Though I have always been a self-diagnosed proponent of the ‘pro-aid model,’ I have found myself delving into loads of literature that has changed my point of view (the flexibility of one’s mind is one of the things I love about being a grad student). Moyo is one of many academics/economists/intellectual forces that has criticized aid, and the reasons that she brings to the forefront are hardly unsubstantiated. In fact, it would seem that if most people were given the facts on aid in the way that she presents them, very few people would be proponents of doling out the huge amount of systematic aid that we do. She suggests that Africa has not only not been able to development due to large aid inflows, but it continues to flounder in a state of poverty because of aid. Due to the corrupt nature of government, bilateral and multilateral funding is easily stolen/misused by those in power. Additionally, due to the fact that elites end up with access to aid, people are that much more compelled to fight for powerful positions, further engendering violence and hostility. Regardless of your stance on aid, I highly recommend picking it up. It’s a relatively easy read and it has a lot of great information.

One of my coursemates sent me a video of this debate between Dambisa Moyo and Alison Evans, the head of the ODI. It’s 22 minutes long, but it’s definitely worth checking out. Also, if you want more Moyo, here’s a shorter clip (under 10 minutes) from a CNN segment.

Now I’m off to read some Easterly — I’ll let you know if my views change (yet again)!

Happy learning!


I find myself inspired by the most ordinary of things.

The way that coffee comes to sit in my cup after traveling a long road from a farmer and a plant in Central America (or South America, or Africa, etc., etc.) The way that colorful pumps manage to totally invigorate an otherwise mundane outfit.

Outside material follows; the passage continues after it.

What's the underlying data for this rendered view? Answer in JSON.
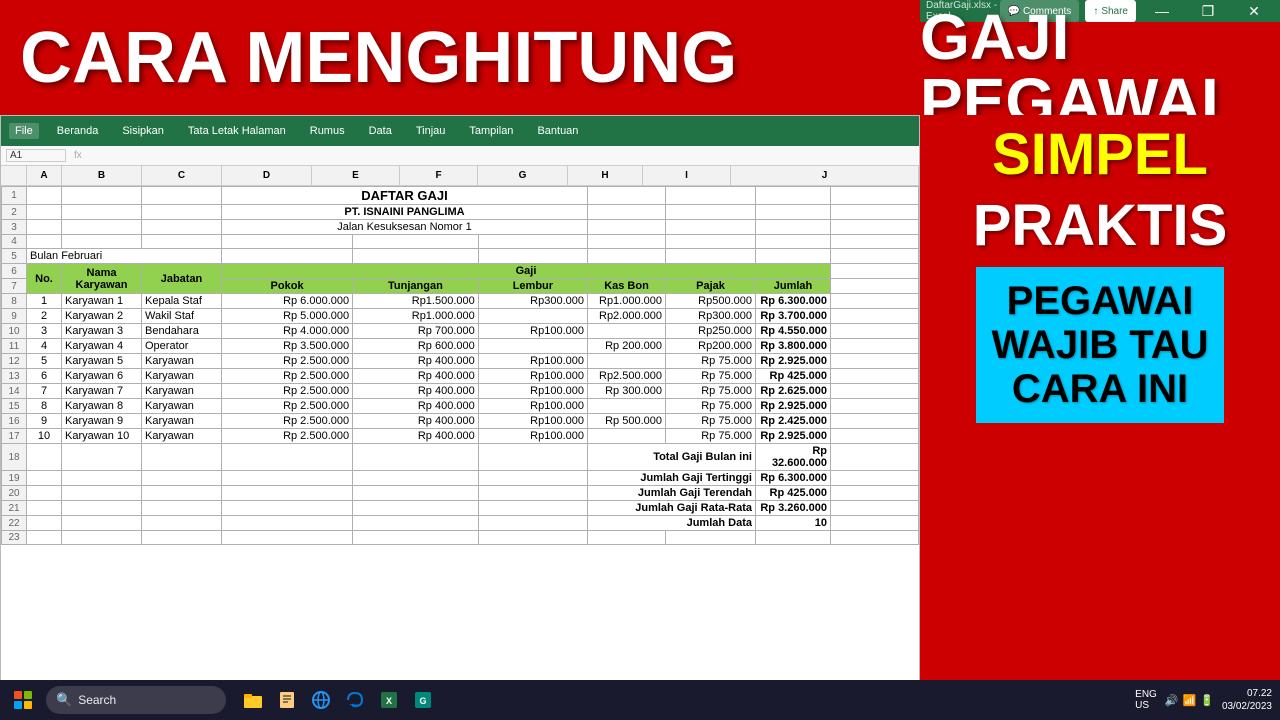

The way that I can actually see the leaves on trees when I have my glasses on. The way in which a well-written text (or textbook, for that matter) can ignite previously undiscovered thoughts. The way that our minds really have power over matter.


Today, however, my inspiration comes in the form of a well-known e-auction house: eBay. Pierre Omidyar is a true luminary. In a time when our now-everyday technology was relatively new to the masses, he brought us an amazingly innovative way to shop. Although I have used eBay since its inception, it is in recent times that I have really discovered how powerful it truly is. I recently purchased my iphone off of eBay and could not be happier — not only did I save money on the phone, but I managed to purchase an unlocked version for use in the UK. Also, since eBay does us the service of “rating” sellers and buyers for us, I was confident in sending $200 through cyberspace (via PayPal) to a person that I had never met. As per usual, my order arrived on my doorstep within 5-7 business days: convenient and efficient. I didn’t even have to leave my desk! Yesterday I also purchased a cover for my newly acquired iPhone. $6 for two hard covers (white & black) with free shipping. Voila!

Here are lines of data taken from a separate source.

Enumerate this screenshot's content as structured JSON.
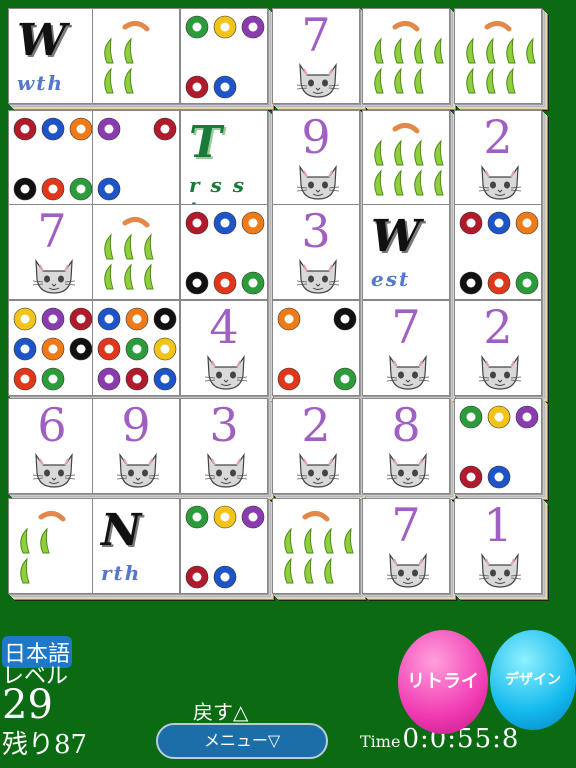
{
  "tiles": [
    {
      "kind": "wind",
      "glyph": "W",
      "word": "wth",
      "green": false
    },
    {
      "kind": "bamboo",
      "count": 4
    },
    {
      "kind": "balls",
      "count": 5
    },
    {
      "kind": "cat",
      "num": "7"
    },
    {
      "kind": "bamboo",
      "count": 7
    },
    {
      "kind": "bamboo",
      "count": 7
    },
    {
      "kind": "balls",
      "count": 6
    },
    {
      "kind": "balls",
      "count": 3
    },
    {
      "kind": "wind",
      "glyph": "T",
      "word": "r s s t",
      "green": true
    },
    {
      "kind": "cat",
      "num": "9"
    },
    {
      "kind": "bamboo",
      "count": 8
    },
    {
      "kind": "cat",
      "num": "2"
    },
    {
      "kind": "cat",
      "num": "7"
    },
    {
      "kind": "bamboo",
      "count": 6
    },
    {
      "kind": "balls",
      "count": 6
    },
    {
      "kind": "cat",
      "num": "3"
    },
    {
      "kind": "wind",
      "glyph": "W",
      "word": "est",
      "green": false
    },
    {
      "kind": "balls",
      "count": 6
    },
    {
      "kind": "balls",
      "count": 8
    },
    {
      "kind": "balls",
      "count": 9
    },
    {
      "kind": "cat",
      "num": "4"
    },
    {
      "kind": "balls",
      "count": 4
    },
    {
      "kind": "cat",
      "num": "7"
    },
    {
      "kind": "cat",
      "num": "2"
    },
    {
      "kind": "cat",
      "num": "6"
    },
    {
      "kind": "cat",
      "num": "9"
    },
    {
      "kind": "cat",
      "num": "3"
    },
    {
      "kind": "cat",
      "num": "2"
    },
    {
      "kind": "cat",
      "num": "8"
    },
    {
      "kind": "balls",
      "count": 5
    },
    {
      "kind": "bamboo",
      "count": 3
    },
    {
      "kind": "wind",
      "glyph": "N",
      "word": "rth",
      "green": false
    },
    {
      "kind": "balls",
      "count": 5
    },
    {
      "kind": "bamboo",
      "count": 7
    },
    {
      "kind": "cat",
      "num": "7"
    },
    {
      "kind": "cat",
      "num": "1"
    }
  ],
  "ui": {
    "language": "日本語",
    "level_label": "レベル",
    "level": "29",
    "remaining": "残り87",
    "undo": "戻す△",
    "menu": "メニュー▽",
    "time_label": "Time",
    "time": "0:0:55:8",
    "retry": "リトライ",
    "design": "デザイン"
  },
  "colors": {
    "felt": "#0b6b12",
    "number": "#a05fc2",
    "retry": "#f13bb3",
    "design": "#12b9ee"
  }
}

Although I harness the power of technology on a daily basis, every so often I have to take a look around and appreciate the efficiency that computers, the internet and technological advancements have borne. What would we/could we do without the internet? Without email? Without search engines and Wikipedia to help with our last-minute research endeavors? Without e-Trade for our stocks and without CNN and E! Online for our daily news? How could we live without social networking sites like Facebook, Twitter and LinkedIn? Can you imagine having to send in paper applications to apply at a university or having to send actual mail (with stamps!) to communicate with people across the world? How ever would we survive?!

Thank God (& tech whizzes around the world) for technology — what would we do without you?

Signature Stamp - Shannon